Java is an Object-oriented programming language created by James Gosling in 1990. Java's syntax is derived from C and C++, making it familiar to those with a background in these languages. The language is designed to be readable and writable, promoting a clean and organized coding style. The basic structure of a Java program involves classes, methods, and statements, providing a foundation for building complex software. The Java Development Kit (JDK) is a cross-platform software development environment that offers a collection of tools and libraries necessary for developing Java-based software applications and applets. The JDK is the cornerstone of Java development, providing a comprehensive set of tools and libraries necessary for building Java applications. It encompasses everything a developer needs to write, compile, and debug Java code. It contains JVM, JRE, JAVAC, and many more. Compilation is a crucial step in the Java development cycle. JAVAC is the Java compiler that translates human-readable source code into bytecode, a low-level representation of the source code similar to machine code but not tied to any specific hardware. This bytecode is then executed by the JVM. The Java Virtual Machine is the runtime engine that executes Java bytecode. One of Java's key strengths is its platform independence, and the JVM plays a pivotal role in achieving this.
Java has two main categories of data type: primitive and non-primitive. Primitive types are boolean, char, int, short, byte, long, float, and double. A primitive data type specifies the size and type of variable values, and it has no additional methods. Unlike primitive data types, which store simple values, non-primitive data types store references to objects in memory, such as String, Array, objects, classes, and interfaces.
The main differences between primitive and non-primitive data types are:
- Primitive data types are already predefined. Non-primitive types are created by the programmer and are not defined by Java (except for String).
- Primitive data types start with lowercase letters, whilst non-primitive ones start with uppercase letters.
- Non-primitive types can be used to call methods to perform certain operations, while primitive types cannot.
- A primitive type always has a value, while non-primitive types can be null.
Java stands as a prominent representative of OOP principles. In Java, objects are instances of classes, and they encapsulate data and behavior. The properties of objects in Java refer to the characteristics or attributes that define the state of an object. These properties are typically represented by instance variables within a class. Objects are seen by the viewer or user, performing tasks assigned by you. Object-oriented programming aims to implement real-world entities like inheritance, abstraction, polymorphism, etc. In Java, methods are blocks of code that perform a specific task and can be called or invoked to execute that task. Methods are essential for code organization, reuse, and modular design. The main aim of OOP is to bind together the data and the functions that operate on them so that no other part of the code can access this data except that function. Objects communicate with one another by sending and receiving information to each other. A message for an object is a request for execution of a procedure and will invoke a function in the receiving object that generates the desired results. Message passing involves specifying the name of the object, the name of the function, and the information to be sent. In Java, a class is a user-defined data type that encapsulates attributes and methods.

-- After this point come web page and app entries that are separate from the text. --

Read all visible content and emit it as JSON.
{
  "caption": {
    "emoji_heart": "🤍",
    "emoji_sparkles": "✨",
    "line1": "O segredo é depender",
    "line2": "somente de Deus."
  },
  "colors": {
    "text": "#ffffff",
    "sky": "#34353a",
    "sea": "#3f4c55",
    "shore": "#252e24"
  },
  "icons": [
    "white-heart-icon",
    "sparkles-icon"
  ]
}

Objects are instances of a class representing a real-world entity with its unique state and behavior.
The four pillars of OOP are one of the main concepts in Java.
Encapsulation involves bundling data (attributes) and methods that operate on the data into a single unit known as a class. Access to the internal details of the object is restricted, and interactions occur through well-defined interfaces. In Java, access modifiers like private, protected, and public facilitate encapsulation.

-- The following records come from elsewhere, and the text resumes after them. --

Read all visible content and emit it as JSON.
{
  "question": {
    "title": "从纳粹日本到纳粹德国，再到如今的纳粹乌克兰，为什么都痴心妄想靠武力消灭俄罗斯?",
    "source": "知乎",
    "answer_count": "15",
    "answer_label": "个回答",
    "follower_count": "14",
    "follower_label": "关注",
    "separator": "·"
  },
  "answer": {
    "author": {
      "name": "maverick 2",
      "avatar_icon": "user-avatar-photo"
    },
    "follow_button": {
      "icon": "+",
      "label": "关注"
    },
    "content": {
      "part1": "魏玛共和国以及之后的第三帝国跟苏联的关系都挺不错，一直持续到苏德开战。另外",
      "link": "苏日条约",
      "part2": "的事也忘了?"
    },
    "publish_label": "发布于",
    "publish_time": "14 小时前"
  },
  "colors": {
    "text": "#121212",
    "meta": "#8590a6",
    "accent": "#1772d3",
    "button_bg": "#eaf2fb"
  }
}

Inheritance allows a class (subclass or child class) to inherit the properties and behaviors of another class (superclass or parent class). This promotes code reuse and establishes an "is-a" relationship between classes. Java supports single and multiple inheritance through classes and interfaces, enhancing code organization and extensibility.
Polymorphism enables objects to take on multiple forms. In Java, polymorphism is achieved through method overloading and method overriding. Method overloading allows a class to have multiple methods with the same name but different parameters, while method overriding involves providing a specific implementation for a method defined in a superclass.
Abstraction involves simplifying complex systems by modeling classes based on relevant characteristics and ignoring irrelevant details. In Java, abstraction is achieved through abstract classes and interfaces. Abstract classes can have abstract methods that are implemented by subclasses, while interfaces define a contract for classes to implement, promoting code flexibility and maintainability.
In conclusion, exploring Java reveals a language rooted in strong fundamentals and Object-Oriented Programming (OOP) principles.